### YOUR GOAL
From the listing below, pull out every line where the string "uploads" appears.

::::::::::

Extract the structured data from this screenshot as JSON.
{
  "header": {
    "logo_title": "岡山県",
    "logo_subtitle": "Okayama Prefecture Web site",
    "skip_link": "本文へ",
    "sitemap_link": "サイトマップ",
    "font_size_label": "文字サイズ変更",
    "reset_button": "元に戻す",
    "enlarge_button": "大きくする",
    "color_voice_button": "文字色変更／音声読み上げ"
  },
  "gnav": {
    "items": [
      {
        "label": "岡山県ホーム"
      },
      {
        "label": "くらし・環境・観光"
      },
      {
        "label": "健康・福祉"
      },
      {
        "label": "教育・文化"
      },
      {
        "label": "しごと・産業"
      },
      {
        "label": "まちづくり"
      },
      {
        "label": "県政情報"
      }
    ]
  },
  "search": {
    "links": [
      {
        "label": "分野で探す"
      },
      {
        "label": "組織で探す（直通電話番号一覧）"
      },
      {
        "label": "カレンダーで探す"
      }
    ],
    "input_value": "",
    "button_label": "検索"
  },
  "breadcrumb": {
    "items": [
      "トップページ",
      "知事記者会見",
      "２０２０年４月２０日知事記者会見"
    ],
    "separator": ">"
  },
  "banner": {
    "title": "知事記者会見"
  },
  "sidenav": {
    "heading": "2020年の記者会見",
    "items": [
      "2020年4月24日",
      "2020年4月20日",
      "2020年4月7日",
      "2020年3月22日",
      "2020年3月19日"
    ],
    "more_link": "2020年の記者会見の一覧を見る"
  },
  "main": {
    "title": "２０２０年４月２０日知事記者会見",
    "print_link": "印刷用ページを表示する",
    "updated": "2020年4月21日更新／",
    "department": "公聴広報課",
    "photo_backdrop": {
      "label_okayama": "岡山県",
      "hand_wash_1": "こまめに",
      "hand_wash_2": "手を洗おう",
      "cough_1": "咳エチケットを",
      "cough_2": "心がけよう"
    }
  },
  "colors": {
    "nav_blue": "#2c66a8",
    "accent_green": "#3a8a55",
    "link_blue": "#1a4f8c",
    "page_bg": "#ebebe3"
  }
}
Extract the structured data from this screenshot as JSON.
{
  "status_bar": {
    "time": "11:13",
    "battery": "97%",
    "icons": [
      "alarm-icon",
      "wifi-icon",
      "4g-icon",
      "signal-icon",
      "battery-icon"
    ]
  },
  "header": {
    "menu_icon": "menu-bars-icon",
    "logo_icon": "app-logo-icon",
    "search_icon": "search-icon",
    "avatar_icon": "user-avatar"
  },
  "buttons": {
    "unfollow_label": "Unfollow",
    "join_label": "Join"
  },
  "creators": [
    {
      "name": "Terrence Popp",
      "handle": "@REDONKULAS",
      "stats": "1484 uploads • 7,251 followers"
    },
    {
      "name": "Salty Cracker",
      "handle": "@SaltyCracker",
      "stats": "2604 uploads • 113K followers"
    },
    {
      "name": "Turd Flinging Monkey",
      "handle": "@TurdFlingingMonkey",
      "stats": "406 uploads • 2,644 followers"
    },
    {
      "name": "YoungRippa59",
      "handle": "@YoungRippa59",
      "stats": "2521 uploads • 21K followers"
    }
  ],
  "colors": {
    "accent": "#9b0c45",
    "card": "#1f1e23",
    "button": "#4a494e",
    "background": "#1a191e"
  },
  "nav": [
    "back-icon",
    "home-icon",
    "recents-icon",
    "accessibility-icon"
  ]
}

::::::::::

### RESULT OF THIS TASK
      "stats": "1484 uploads • 7,251 followers"
      "stats": "2604 uploads • 113K followers"
      "stats": "406 uploads • 2,644 followers"
      "stats": "2521 uploads • 21K followers"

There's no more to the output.